"This feels like a very cynical time in politics, where democratic means and mandate are being severely tested. Attempts to limit time in the primary debating chamber is a new low, even for this government. You could half respect a PM pressing for their preferred outcome, in all conscience, but to artificially reduce parliamentary time would be hugely undermining of the very institution which it is claimed, under Brexit, should reign supreme", Ali said.
He slammed the Conservative leader for trying to "sabotage anticipated parliamentary business" in a bid to unilaterally force the United Kingdom’s exit from the European Union despite Brexit being chiefly about "sovereignty and our collective ownership over our destinies."
"To attempt to bypass or block participatory democracy in a representative chamber in the name of a wider democratic goal is contradictory and despotic. The PM should be actively putting options to Parliament, not seeking to ignore their will", Ali stressed.
He said that British politicians should continue seeking solutions to the impasse over the UK-EU withdrawal agreement alongside Brussels. The European Union has so far refused to reopen talks after Johnson insisted that the backstop plan for avoiding a hard Irish border should be dropped.
"We need to act maturely as politicians to seek positive solutions alongside our near neighbours. If a deal is to be renegotiated, however narrowly, both UK and EU parliaments will have to be encouraging and maximizing opportunities for the exercise of political debate; not attempting to stonewall it", he said.
Queen Elizabeth has approved Boris Johnson’s plan to suspend the parliament starting shortly after lawmakers return to work in mid-September until 14 October, leaving them two weeks to pass any laws to prevent a no-deal exit from the European Union.
The prime minister is facing down a storm of outrage over his decision, given many of his political opponents believe he is actively attempting to limit the parliament's ability to debate, modify or even potentially stop his country leaving the European Union on October 31.

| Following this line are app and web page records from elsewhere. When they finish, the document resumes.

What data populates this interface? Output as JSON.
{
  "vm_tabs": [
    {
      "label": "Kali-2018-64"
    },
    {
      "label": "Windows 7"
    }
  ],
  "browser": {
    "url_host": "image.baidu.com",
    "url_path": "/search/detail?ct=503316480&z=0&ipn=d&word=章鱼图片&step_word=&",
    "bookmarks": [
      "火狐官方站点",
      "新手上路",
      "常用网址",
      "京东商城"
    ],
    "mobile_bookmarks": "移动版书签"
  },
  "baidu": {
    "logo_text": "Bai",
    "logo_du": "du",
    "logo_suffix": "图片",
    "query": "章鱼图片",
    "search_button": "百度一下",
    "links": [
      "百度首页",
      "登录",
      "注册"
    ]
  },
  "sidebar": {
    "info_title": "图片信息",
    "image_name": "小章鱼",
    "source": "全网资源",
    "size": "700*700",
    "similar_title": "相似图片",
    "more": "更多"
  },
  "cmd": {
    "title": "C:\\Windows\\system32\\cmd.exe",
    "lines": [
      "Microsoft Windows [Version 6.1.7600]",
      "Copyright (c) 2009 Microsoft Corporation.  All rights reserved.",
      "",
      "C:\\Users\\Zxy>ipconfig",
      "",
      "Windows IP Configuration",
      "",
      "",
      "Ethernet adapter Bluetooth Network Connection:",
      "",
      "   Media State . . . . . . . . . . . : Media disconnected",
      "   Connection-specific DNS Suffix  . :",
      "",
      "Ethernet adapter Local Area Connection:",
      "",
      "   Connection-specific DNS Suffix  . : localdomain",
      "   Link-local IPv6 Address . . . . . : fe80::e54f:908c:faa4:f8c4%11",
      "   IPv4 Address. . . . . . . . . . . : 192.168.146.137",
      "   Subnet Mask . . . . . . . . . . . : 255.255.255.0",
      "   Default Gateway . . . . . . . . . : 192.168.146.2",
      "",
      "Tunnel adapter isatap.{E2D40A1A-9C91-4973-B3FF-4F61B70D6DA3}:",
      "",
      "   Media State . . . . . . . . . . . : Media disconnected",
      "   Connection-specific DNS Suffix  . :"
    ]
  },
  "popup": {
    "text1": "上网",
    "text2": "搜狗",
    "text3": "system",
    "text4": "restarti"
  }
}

Johnson's move may have also placed his narrow majority in parliament under added strain, given opposition parties may resort to closer cooperation in a bid to trigger a vote of no confidence in his administration. As of Tuesday, over 160 lawmakers had already signed the so-called "Church House Declaration" which vows to resist any effort to impinge on the parliament's ability to convene.